* **YOUR ASSIGNMENT**:
Nothing in the listing may be skipped; repeat it all exactly.

* **SOURCE MATERIAL**:
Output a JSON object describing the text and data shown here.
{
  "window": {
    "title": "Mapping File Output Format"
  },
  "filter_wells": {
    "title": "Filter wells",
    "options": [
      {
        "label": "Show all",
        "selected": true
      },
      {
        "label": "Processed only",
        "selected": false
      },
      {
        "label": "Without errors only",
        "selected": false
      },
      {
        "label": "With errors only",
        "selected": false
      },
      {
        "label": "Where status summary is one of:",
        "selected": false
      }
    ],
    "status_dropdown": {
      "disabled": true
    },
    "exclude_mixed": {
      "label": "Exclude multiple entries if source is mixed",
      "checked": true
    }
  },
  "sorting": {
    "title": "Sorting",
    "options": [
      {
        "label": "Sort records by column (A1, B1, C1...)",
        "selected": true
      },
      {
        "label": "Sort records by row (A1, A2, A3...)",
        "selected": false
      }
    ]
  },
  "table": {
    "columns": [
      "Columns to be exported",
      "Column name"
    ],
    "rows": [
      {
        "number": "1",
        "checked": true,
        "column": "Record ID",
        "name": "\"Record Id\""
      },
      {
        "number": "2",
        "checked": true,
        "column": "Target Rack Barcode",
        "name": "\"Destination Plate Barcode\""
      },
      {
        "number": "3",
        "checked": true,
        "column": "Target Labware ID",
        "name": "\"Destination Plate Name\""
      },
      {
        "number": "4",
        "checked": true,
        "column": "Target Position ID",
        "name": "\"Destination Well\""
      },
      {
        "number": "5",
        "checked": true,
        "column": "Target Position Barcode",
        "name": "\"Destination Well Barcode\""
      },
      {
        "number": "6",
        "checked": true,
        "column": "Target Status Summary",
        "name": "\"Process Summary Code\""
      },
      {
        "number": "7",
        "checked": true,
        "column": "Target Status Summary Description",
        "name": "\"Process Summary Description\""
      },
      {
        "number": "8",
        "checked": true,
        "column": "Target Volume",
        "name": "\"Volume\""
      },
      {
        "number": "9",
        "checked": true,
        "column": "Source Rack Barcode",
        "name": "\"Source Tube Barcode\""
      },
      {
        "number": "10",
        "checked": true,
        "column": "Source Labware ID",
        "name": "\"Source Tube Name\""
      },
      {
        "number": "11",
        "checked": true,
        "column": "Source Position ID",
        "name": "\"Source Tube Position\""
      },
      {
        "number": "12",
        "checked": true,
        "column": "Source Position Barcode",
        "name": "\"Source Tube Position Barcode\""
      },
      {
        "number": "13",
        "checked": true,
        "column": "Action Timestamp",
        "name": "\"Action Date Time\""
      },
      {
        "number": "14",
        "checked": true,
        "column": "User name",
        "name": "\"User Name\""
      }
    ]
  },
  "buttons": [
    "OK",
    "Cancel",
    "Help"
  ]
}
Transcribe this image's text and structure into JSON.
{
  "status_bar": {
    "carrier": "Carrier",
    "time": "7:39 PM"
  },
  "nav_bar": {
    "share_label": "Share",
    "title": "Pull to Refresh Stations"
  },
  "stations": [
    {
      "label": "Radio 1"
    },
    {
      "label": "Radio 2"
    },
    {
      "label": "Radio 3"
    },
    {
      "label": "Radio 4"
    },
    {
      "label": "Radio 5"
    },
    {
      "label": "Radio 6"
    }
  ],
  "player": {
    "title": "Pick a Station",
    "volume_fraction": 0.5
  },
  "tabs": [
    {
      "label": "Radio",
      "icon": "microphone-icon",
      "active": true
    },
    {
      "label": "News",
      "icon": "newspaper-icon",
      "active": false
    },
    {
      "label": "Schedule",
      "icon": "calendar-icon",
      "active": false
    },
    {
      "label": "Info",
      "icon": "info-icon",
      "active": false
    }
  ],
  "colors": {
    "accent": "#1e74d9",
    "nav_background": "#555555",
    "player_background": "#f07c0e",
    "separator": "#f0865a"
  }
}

* **FINISHED EXERCISE**:
Output a JSON object describing the text and data shown here.
{
  "window": {
    "title": "Mapping File Output Format"
  },
  "filter_wells": {
    "title": "Filter wells",
    "options": [
      {
        "label": "Show all",
        "selected": true
      },
      {
        "label": "Processed only",
        "selected": false
      },
      {
        "label": "Without errors only",
        "selected": false
      },
      {
        "label": "With errors only",
        "selected": false
      },
      {
        "label": "Where status summary is one of:",
        "selected": false
      }
    ],
    "status_dropdown": {
      "disabled": true
    },
    "exclude_mixed": {
      "label": "Exclude multiple entries if source is mixed",
      "checked": true
    }
  },
  "sorting": {
    "title": "Sorting",
    "options": [
      {
        "label": "Sort records by column (A1, B1, C1...)",
        "selected": true
      },
      {
        "label": "Sort records by row (A1, A2, A3...)",
        "selected": false
      }
    ]
  },
  "table": {
    "columns": [
      "Columns to be exported",
      "Column name"
    ],
    "rows": [
      {
        "number": "1",
        "checked": true,
        "column": "Record ID",
        "name": "\"Record Id\""
      },
      {
        "number": "2",
        "checked": true,
        "column": "Target Rack Barcode",
        "name": "\"Destination Plate Barcode\""
      },
      {
        "number": "3",
        "checked": true,
        "column": "Target Labware ID",
        "name": "\"Destination Plate Name\""
      },
      {
        "number": "4",
        "checked": true,
        "column": "Target Position ID",
        "name": "\"Destination Well\""
      },
      {
        "number": "5",
        "checked": true,
        "column": "Target Position Barcode",
        "name": "\"Destination Well Barcode\""
      },
      {
        "number": "6",
        "checked": true,
        "column": "Target Status Summary",
        "name": "\"Process Summary Code\""
      },
      {
        "number": "7",
        "checked": true,
        "column": "Target Status Summary Description",
        "name": "\"Process Summary Description\""
      },
      {
        "number": "8",
        "checked": true,
        "column": "Target Volume",
        "name": "\"Volume\""
      },
      {
        "number": "9",
        "checked": true,
        "column": "Source Rack Barcode",
        "name": "\"Source Tube Barcode\""
      },
      {
        "number": "10",
        "checked": true,
        "column": "Source Labware ID",
        "name": "\"Source Tube Name\""
      },
      {
        "number": "11",
        "checked": true,
        "column": "Source Position ID",
        "name": "\"Source Tube Position\""
      },
      {
        "number": "12",
        "checked": true,
        "column": "Source Position Barcode",
        "name": "\"Source Tube Position Barcode\""
      },
      {
        "number": "13",
        "checked": true,
        "column": "Action Timestamp",
        "name": "\"Action Date Time\""
      },
      {
        "number": "14",
        "checked": true,
        "column": "User name",
        "name": "\"User Name\""
      }
    ]
  },
  "buttons": [
    "OK",
    "Cancel",
    "Help"
  ]
}
Transcribe this image's text and structure into JSON.
{
  "status_bar": {
    "carrier": "Carrier",
    "time": "7:39 PM"
  },
  "nav_bar": {
    "share_label": "Share",
    "title": "Pull to Refresh Stations"
  },
  "stations": [
    {
      "label": "Radio 1"
    },
    {
      "label": "Radio 2"
    },
    {
      "label": "Radio 3"
    },
    {
      "label": "Radio 4"
    },
    {
      "label": "Radio 5"
    },
    {
      "label": "Radio 6"
    }
  ],
  "player": {
    "title": "Pick a Station",
    "volume_fraction": 0.5
  },
  "tabs": [
    {
      "label": "Radio",
      "icon": "microphone-icon",
      "active": true
    },
    {
      "label": "News",
      "icon": "newspaper-icon",
      "active": false
    },
    {
      "label": "Schedule",
      "icon": "calendar-icon",
      "active": false
    },
    {
      "label": "Info",
      "icon": "info-icon",
      "active": false
    }
  ],
  "colors": {
    "accent": "#1e74d9",
    "nav_background": "#555555",
    "player_background": "#f07c0e",
    "separator": "#f0865a"
  }
}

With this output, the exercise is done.